I originally drew a version of this cartoon back in 2006 and it’s still one of my more requested and licensed. There’s an ad agency in Australia that has a wall-sized version hanging in the room where they review creative with clients. I wanted to redraw it in color and make it easier to read.
I’ve seen all of these types of creative critics and I’ve been guilty of many of them myself. Learning how to give creative feedback (and how to deal with creative criticism) is one of the most important skills in marketing.
A few days ago, I had the opportunity to spend a day sitting in the writers’ room of a network TV show (co-created by my cousin). I’d always wanted to see a writers’ room in action, particularly to study their creative process (and how they deal with criticism). They have to crank out a new episode every 8 days and there’s a huge group of stakeholders weighing in on every word.
It struck me that there’s a lot an agency or marketing team can learn from a writers’ room. Every business experiences friction between creating and critiquing ideas. A writers’ room is like a masters class on the creative process.
Some of my observations from watching a writers’ room for a day:
Creativity is personal. If the ideas are going to be worthwhile, creators have to put themselves out there.
Ideas aren’t precious. You have to grow a thick skin and not take the feedback personally (hard to do when creativity is so personal).
Respect is essential. Especially when people disagree, mutual respect has to underlying the feedback or it breeds resentment.
Ideas aren’t born perfect. One writer may take the lead, but it takes a room to write a script.
Know when to push back. With so many cooks in the kitchen, writers have to navigate a lot of contradictory feedback. They pick their battles.
Find creative solutions to constraints. There were constant hurdles and setbacks to overcome. A production budget might suddenly limit where to set a particular scene, so writers have to rethink why the scene might be somewhere else.
The secret to quality is quantity.

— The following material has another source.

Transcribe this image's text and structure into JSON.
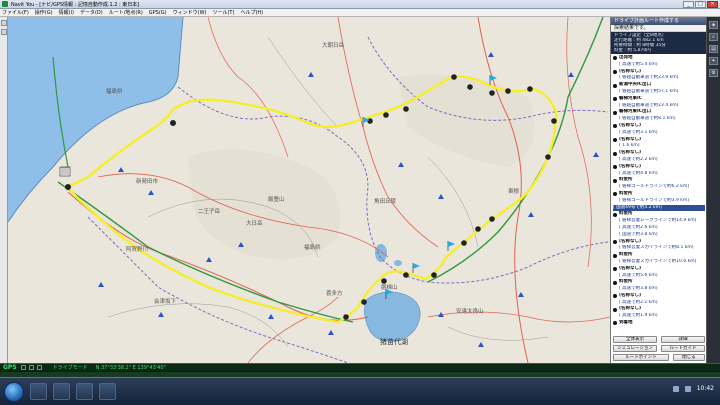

The versions and revisions of every script makes the ideas stronger.
Creative executions in an organization are shaped by many hands. I’d love to hear your ideas on how best to give and receive creative feedback.
(Marketoonist Monday: I’m giving away a signed cartoon print. Just share an insightful comment to this week’s post by 5:00 PST on Monday. Thanks!)
Here’s a quick sketch I drew of the writers’ room: